:: GIVEN DATA
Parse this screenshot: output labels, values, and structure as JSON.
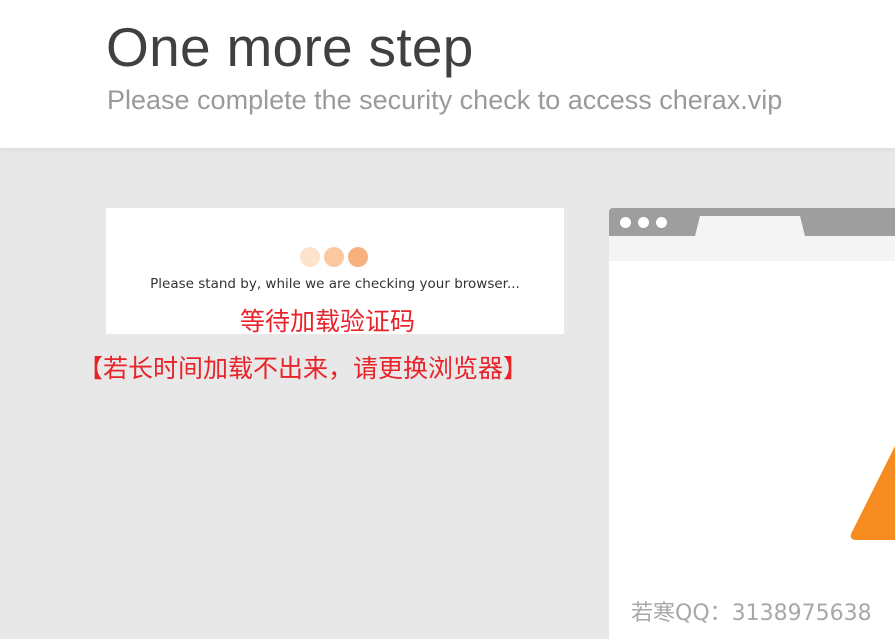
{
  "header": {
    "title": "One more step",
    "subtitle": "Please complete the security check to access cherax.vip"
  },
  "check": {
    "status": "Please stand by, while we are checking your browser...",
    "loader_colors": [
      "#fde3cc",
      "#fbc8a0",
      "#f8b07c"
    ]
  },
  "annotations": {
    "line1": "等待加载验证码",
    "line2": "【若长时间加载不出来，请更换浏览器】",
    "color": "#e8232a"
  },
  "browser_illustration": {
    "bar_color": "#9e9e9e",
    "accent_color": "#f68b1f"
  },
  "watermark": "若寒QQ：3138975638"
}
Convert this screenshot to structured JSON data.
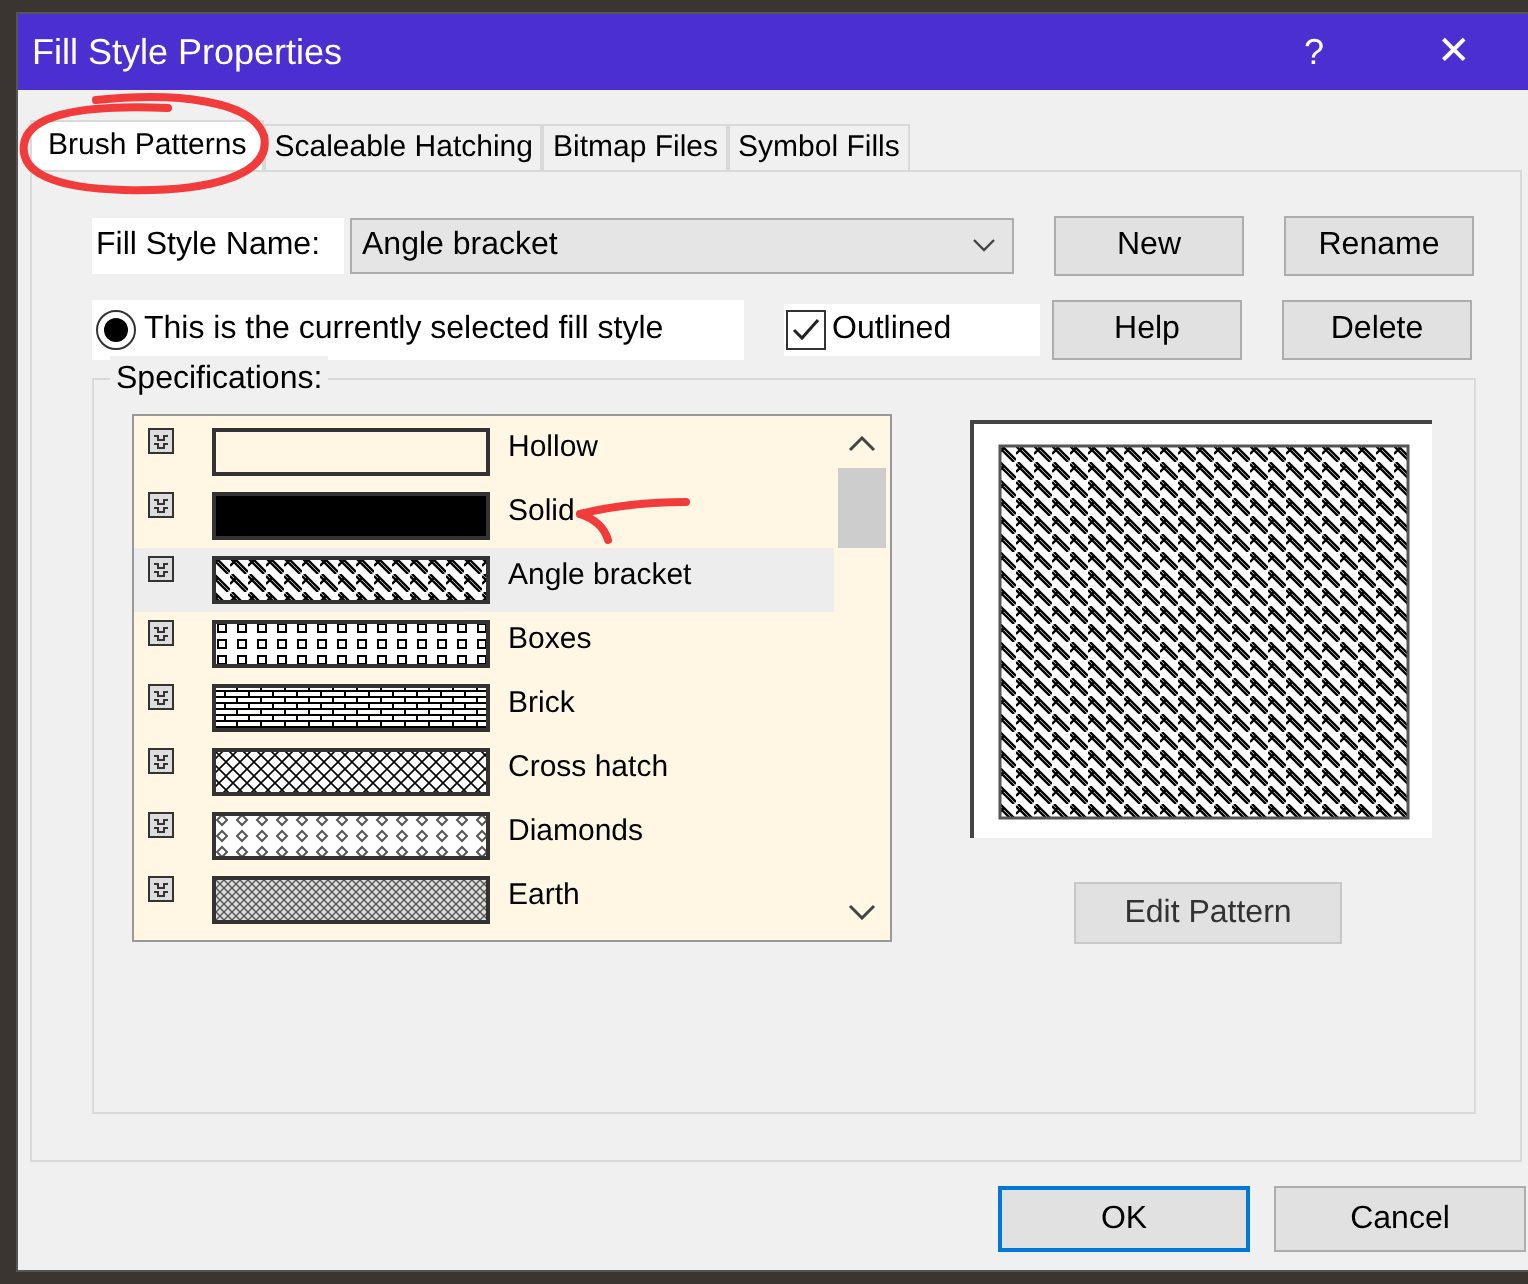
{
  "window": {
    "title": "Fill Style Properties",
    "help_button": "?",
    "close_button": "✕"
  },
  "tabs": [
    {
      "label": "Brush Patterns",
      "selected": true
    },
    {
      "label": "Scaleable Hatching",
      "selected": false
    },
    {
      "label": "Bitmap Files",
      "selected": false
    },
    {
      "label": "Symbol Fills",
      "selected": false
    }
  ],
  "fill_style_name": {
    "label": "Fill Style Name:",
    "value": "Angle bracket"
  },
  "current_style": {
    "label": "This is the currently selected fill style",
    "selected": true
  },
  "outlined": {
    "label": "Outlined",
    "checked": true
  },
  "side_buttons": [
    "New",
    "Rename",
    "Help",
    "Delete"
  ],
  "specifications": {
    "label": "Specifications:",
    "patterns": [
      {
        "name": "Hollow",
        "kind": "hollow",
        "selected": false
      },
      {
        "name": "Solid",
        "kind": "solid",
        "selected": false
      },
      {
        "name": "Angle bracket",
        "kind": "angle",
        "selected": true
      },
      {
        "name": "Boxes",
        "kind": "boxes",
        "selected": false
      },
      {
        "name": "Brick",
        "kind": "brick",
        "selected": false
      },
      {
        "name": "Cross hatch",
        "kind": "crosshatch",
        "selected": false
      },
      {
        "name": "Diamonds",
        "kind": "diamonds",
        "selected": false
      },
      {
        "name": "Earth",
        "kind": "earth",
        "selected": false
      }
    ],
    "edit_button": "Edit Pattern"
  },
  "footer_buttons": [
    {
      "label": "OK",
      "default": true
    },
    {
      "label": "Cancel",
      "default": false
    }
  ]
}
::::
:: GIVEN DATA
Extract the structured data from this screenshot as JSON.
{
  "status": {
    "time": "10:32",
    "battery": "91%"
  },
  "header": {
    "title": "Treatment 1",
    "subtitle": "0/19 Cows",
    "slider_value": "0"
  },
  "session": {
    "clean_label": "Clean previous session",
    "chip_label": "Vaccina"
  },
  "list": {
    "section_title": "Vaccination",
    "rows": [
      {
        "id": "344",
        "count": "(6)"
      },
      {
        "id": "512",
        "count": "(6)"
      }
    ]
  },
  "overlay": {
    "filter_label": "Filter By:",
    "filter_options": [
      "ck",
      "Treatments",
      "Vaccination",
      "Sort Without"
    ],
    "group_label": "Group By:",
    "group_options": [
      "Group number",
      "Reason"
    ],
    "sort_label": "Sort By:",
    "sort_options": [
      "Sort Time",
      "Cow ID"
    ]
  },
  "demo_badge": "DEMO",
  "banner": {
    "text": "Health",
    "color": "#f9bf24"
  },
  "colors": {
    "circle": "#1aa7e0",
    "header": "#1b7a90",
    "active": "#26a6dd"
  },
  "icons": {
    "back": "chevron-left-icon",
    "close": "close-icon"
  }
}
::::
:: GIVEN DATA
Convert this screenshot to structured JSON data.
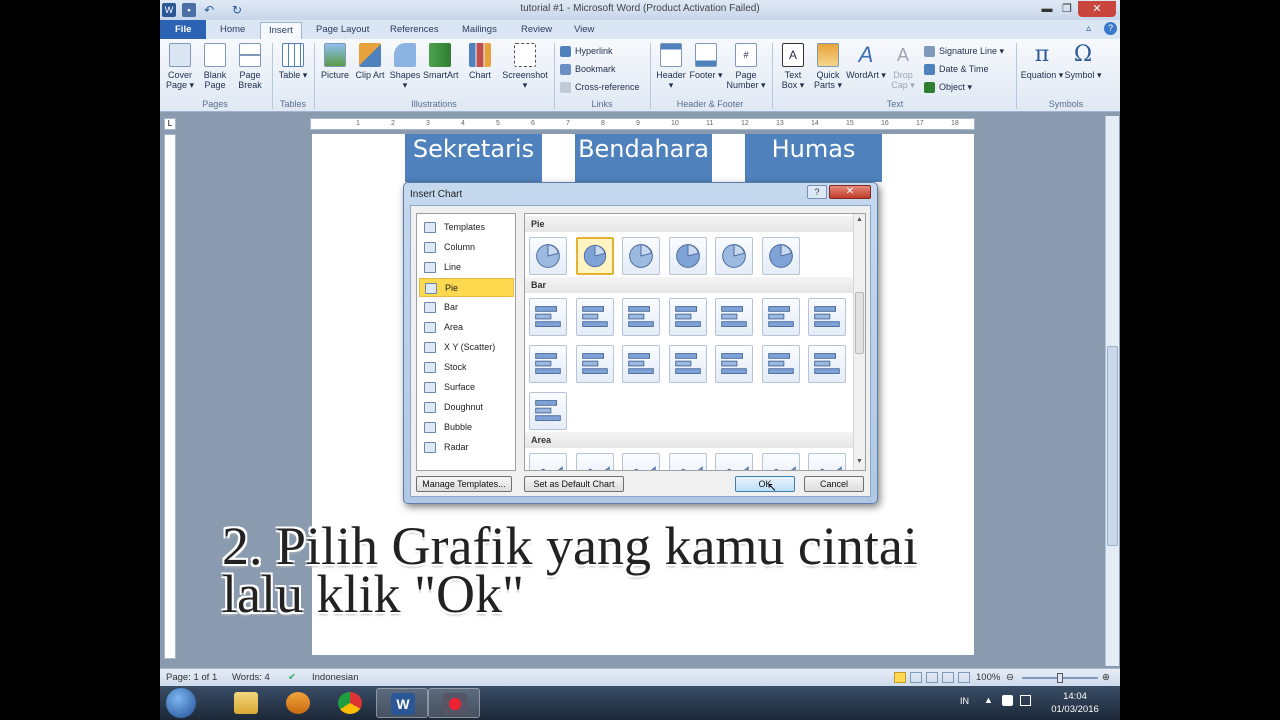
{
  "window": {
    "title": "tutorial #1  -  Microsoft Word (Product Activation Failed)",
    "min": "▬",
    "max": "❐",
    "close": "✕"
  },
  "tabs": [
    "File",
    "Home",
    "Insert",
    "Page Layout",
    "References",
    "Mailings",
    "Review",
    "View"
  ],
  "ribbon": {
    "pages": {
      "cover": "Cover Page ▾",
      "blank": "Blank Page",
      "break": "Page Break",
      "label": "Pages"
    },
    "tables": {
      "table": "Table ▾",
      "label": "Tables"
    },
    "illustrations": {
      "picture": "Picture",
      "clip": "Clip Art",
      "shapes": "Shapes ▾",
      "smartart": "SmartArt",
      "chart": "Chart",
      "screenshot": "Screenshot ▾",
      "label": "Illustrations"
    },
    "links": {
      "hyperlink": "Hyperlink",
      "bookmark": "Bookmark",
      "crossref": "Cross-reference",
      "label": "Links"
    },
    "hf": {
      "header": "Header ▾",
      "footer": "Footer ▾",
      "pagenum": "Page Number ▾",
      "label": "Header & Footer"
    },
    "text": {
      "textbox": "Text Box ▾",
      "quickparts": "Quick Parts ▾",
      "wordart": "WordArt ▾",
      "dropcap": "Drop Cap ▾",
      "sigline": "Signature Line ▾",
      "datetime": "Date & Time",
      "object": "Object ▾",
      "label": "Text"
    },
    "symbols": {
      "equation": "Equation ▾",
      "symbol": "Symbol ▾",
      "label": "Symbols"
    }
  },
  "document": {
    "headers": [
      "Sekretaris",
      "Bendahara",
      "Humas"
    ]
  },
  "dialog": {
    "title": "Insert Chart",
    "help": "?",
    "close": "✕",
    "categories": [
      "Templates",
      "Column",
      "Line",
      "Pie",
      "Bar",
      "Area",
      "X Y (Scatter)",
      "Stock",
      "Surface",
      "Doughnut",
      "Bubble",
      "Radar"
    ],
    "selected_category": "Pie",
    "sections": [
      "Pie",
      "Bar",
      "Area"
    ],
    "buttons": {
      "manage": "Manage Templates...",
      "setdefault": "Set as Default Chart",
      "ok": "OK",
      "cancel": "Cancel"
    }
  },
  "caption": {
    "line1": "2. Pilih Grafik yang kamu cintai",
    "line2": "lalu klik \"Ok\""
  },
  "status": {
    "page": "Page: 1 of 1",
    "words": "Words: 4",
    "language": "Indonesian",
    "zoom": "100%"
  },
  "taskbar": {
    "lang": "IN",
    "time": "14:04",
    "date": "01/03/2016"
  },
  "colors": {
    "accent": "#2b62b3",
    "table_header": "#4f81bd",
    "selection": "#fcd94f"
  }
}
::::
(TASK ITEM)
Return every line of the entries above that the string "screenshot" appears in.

(EXERCISE RESULT)
Parse this screenshot: output labels, values, and structure as JSON.
Convert this screenshot to structured JSON data.
Extract the structured data from this screenshot as JSON.
Convert this screenshot to structured JSON data.
      "screenshot": "Screenshot ▾",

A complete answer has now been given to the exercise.